Work item:
The entries follow. Copy every line in which "JSON" appears.

Recorded data:

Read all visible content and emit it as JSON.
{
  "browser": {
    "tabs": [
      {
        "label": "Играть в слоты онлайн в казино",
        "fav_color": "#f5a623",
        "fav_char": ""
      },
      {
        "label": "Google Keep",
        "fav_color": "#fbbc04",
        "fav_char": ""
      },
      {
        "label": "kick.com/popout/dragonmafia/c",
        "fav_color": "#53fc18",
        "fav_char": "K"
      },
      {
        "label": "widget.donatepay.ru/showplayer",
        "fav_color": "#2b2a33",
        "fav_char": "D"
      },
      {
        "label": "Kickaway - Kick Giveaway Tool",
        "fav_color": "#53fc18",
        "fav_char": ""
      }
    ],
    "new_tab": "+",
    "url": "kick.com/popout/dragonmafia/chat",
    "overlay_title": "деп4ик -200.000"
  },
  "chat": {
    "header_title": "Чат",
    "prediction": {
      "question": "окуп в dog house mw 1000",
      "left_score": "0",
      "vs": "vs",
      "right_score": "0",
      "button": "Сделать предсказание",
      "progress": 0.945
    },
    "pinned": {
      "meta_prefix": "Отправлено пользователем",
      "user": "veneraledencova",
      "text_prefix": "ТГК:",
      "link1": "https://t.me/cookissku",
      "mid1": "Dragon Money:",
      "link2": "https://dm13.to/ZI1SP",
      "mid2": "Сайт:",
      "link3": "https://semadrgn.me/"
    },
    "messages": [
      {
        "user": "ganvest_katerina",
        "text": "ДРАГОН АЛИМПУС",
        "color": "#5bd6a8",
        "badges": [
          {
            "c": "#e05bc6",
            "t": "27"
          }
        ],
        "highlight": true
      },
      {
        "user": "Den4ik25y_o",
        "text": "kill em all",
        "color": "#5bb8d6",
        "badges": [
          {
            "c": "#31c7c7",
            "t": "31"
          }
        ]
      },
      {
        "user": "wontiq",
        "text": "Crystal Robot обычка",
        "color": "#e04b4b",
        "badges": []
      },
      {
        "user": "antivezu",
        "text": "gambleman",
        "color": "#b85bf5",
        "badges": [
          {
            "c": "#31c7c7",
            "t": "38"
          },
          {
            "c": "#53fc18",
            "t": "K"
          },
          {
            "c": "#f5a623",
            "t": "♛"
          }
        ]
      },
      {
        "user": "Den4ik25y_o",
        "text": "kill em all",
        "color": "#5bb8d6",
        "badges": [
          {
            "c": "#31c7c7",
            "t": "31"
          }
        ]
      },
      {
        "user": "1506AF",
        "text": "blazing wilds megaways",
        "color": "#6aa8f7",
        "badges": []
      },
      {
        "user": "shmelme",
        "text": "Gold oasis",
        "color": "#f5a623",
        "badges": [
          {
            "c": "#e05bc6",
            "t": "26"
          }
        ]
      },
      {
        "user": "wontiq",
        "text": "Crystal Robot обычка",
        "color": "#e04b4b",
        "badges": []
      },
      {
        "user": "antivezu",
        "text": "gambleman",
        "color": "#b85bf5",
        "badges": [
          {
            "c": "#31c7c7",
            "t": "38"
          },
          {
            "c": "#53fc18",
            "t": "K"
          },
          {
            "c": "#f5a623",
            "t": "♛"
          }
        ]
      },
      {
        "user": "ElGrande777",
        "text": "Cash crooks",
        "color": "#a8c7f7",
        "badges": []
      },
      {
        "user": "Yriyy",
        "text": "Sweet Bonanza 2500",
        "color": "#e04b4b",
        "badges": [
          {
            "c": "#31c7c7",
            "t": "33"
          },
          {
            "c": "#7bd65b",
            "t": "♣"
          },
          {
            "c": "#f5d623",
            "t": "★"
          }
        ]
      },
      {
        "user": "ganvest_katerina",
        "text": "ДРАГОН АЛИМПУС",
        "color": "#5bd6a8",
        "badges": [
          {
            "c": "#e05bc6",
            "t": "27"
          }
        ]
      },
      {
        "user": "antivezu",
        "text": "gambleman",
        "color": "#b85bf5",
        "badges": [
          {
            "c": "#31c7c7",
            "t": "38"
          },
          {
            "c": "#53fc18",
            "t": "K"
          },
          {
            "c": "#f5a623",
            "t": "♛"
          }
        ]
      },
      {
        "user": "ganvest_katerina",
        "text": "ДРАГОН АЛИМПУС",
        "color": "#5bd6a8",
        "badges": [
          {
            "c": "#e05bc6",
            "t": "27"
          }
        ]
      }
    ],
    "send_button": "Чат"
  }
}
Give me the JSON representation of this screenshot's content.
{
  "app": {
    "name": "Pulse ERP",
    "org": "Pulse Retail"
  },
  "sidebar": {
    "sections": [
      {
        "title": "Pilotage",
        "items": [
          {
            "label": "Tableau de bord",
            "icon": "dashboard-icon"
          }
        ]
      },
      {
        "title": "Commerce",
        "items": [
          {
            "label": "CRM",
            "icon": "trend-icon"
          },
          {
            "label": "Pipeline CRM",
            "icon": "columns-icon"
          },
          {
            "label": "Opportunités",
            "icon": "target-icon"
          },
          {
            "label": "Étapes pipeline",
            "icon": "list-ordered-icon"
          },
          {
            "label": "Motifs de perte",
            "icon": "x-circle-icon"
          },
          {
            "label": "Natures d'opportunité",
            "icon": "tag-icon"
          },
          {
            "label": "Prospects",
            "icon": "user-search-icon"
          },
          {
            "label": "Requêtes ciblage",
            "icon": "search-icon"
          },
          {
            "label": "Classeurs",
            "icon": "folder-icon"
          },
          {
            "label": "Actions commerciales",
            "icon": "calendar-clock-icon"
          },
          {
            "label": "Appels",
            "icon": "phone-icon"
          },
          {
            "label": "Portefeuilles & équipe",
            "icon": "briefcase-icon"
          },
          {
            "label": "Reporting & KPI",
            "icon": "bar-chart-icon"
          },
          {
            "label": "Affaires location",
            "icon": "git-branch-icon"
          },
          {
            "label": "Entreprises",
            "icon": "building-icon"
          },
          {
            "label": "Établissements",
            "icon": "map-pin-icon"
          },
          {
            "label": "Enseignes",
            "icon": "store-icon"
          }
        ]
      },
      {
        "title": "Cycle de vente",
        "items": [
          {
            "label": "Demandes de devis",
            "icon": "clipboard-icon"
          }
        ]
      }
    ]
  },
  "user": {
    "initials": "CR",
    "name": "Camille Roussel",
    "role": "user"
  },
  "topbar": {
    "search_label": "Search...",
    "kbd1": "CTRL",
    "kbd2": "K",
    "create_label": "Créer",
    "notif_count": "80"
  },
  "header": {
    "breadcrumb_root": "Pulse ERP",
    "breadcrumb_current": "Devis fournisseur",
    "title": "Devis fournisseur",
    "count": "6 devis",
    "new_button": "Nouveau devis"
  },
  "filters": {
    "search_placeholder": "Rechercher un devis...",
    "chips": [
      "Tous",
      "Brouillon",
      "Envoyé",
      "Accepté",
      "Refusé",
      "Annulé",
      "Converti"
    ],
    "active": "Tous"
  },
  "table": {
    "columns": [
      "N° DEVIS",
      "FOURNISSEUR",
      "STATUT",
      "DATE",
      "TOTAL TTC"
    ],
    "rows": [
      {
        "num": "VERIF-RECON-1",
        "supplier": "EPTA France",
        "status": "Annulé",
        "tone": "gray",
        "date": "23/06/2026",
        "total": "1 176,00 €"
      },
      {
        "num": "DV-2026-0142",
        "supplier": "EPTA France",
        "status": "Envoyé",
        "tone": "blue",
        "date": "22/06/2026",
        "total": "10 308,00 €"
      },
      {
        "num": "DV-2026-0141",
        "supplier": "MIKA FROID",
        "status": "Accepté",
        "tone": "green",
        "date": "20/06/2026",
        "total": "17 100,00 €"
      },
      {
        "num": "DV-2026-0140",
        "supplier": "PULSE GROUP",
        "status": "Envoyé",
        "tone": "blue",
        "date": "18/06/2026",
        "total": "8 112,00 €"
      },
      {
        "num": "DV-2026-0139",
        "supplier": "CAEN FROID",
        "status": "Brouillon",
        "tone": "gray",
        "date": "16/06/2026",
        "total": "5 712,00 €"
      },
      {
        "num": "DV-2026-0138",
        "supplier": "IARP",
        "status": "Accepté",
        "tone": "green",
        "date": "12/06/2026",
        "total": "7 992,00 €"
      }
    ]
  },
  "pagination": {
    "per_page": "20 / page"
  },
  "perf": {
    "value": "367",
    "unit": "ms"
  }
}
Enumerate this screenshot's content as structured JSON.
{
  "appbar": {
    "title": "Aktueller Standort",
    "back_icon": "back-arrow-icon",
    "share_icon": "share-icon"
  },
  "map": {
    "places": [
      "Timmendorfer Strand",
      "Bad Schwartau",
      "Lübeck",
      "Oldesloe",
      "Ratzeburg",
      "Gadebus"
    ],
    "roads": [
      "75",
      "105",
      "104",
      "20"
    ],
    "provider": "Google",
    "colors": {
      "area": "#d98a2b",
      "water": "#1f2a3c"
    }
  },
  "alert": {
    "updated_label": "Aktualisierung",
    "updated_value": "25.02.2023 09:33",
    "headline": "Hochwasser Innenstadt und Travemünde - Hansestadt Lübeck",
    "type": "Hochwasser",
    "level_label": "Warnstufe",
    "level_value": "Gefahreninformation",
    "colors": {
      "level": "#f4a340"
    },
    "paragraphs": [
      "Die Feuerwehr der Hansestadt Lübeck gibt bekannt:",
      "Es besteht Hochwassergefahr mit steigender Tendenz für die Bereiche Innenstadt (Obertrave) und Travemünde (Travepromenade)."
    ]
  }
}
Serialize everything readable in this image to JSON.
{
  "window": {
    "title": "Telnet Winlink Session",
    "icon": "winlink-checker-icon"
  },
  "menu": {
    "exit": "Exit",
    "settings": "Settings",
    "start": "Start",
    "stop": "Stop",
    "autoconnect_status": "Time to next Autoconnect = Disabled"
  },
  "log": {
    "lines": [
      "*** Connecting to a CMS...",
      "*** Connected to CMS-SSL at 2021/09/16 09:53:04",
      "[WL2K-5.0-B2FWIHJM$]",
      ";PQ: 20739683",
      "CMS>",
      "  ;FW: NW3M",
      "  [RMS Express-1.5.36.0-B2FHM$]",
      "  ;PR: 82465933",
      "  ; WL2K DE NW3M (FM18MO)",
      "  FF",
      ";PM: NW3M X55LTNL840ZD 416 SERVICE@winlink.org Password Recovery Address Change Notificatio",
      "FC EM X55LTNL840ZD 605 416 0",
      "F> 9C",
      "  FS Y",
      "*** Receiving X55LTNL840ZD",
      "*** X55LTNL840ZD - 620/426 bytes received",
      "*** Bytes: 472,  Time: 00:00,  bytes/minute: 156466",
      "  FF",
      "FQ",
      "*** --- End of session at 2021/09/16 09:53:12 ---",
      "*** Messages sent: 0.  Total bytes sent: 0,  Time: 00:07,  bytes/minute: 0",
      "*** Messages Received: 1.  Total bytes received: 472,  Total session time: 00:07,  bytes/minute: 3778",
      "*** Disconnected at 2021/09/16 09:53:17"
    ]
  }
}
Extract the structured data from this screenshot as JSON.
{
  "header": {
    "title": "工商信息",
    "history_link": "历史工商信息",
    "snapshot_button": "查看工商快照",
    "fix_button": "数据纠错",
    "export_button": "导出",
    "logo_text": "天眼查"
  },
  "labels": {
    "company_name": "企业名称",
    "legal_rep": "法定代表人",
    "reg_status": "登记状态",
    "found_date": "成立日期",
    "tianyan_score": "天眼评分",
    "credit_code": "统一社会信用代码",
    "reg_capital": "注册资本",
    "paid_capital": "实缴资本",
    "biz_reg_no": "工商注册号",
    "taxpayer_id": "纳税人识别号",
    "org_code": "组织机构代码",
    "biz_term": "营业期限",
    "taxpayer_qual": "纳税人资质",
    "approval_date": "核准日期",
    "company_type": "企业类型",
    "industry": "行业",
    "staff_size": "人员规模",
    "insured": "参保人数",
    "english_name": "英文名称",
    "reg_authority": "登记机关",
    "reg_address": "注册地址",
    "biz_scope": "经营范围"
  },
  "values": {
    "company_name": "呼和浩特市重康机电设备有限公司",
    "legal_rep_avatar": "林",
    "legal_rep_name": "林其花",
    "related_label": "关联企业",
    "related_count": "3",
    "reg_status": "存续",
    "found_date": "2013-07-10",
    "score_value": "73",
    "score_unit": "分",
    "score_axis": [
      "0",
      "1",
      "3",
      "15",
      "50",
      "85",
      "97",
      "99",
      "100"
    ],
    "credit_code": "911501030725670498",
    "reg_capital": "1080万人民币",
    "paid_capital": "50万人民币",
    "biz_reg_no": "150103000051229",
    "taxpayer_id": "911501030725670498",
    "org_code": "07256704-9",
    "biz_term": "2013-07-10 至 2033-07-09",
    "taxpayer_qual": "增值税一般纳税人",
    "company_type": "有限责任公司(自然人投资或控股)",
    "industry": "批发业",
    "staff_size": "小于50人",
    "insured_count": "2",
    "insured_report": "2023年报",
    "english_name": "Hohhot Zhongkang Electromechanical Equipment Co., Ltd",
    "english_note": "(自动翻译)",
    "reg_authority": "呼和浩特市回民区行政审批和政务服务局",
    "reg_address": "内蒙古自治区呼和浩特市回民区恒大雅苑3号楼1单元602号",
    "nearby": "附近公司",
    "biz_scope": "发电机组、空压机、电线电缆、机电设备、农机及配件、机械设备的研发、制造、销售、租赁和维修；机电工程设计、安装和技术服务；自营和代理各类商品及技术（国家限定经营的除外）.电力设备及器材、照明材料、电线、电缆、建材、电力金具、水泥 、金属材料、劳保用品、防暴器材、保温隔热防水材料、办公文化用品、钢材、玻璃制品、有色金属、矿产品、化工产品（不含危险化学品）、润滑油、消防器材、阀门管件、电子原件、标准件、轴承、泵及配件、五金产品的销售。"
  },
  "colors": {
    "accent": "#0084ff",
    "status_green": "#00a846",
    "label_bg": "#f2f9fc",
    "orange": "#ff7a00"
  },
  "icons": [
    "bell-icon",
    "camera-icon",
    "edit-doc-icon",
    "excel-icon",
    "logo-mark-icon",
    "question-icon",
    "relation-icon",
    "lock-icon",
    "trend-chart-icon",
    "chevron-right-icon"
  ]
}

Solution for this exercise:
Read all visible content and emit it as JSON.
Give me the JSON representation of this screenshot's content.
Enumerate this screenshot's content as structured JSON.
Serialize everything readable in this image to JSON.
Extract the structured data from this screenshot as JSON.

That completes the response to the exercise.